> _EXTRACTED RECORDS_:
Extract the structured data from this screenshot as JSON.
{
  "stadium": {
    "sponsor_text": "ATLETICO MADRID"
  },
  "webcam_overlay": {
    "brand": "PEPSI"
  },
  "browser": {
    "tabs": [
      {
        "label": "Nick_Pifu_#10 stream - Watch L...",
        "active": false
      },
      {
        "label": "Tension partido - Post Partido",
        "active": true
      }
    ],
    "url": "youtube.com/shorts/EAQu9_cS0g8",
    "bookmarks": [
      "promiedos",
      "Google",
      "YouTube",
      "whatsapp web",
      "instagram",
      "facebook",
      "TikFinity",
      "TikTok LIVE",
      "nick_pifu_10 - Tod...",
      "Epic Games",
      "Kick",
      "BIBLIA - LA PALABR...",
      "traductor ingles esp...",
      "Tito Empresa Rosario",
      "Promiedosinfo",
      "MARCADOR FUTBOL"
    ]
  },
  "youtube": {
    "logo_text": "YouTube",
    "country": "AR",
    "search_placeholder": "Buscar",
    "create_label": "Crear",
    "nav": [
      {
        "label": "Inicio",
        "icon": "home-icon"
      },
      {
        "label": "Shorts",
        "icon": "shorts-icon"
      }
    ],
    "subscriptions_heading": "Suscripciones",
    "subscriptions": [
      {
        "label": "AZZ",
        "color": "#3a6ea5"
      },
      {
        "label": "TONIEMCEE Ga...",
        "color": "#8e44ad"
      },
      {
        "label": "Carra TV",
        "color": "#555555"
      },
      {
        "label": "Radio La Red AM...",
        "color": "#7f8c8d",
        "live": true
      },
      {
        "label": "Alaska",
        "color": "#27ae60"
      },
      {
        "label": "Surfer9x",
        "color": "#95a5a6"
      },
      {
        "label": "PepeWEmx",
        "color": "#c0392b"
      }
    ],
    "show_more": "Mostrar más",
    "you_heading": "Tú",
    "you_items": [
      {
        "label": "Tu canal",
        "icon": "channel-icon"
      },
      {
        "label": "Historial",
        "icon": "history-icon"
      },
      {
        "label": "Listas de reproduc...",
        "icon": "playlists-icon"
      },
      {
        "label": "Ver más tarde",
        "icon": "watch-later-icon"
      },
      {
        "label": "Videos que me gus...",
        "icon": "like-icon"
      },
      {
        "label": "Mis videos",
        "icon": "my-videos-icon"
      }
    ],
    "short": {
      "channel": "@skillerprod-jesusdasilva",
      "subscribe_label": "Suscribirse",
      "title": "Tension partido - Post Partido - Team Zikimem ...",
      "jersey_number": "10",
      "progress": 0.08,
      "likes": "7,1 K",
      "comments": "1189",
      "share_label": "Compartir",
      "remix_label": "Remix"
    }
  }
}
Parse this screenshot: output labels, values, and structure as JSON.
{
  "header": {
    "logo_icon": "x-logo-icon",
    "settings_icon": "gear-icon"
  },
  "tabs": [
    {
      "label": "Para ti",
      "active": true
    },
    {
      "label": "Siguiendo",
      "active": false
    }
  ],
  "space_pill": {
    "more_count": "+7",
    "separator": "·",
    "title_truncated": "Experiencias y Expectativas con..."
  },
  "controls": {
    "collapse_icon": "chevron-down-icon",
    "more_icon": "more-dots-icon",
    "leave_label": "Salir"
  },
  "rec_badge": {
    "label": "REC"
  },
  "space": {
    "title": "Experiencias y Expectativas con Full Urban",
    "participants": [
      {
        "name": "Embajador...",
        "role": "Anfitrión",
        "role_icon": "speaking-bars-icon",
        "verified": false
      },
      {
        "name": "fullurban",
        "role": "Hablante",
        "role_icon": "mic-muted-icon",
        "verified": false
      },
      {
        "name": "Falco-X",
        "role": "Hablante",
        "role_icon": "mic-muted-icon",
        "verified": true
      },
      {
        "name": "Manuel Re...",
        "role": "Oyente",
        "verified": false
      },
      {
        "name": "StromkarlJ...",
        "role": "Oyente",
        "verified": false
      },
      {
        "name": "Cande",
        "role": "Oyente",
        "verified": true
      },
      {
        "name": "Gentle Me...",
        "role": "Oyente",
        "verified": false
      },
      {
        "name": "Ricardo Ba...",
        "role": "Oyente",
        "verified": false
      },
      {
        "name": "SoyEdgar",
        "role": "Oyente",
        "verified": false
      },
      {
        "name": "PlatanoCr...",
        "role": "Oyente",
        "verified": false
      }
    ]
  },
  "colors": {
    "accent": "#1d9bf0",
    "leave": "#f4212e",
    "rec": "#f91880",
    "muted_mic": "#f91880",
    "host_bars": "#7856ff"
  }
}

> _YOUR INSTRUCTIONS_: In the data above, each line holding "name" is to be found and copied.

> _WRITTEN ANSWER_:
        "name": "Embajador...",
        "name": "fullurban",
        "name": "Falco-X",
        "name": "Manuel Re...",
        "name": "StromkarlJ...",
        "name": "Cande",
        "name": "Gentle Me...",
        "name": "Ricardo Ba...",
        "name": "SoyEdgar",
        "name": "PlatanoCr...",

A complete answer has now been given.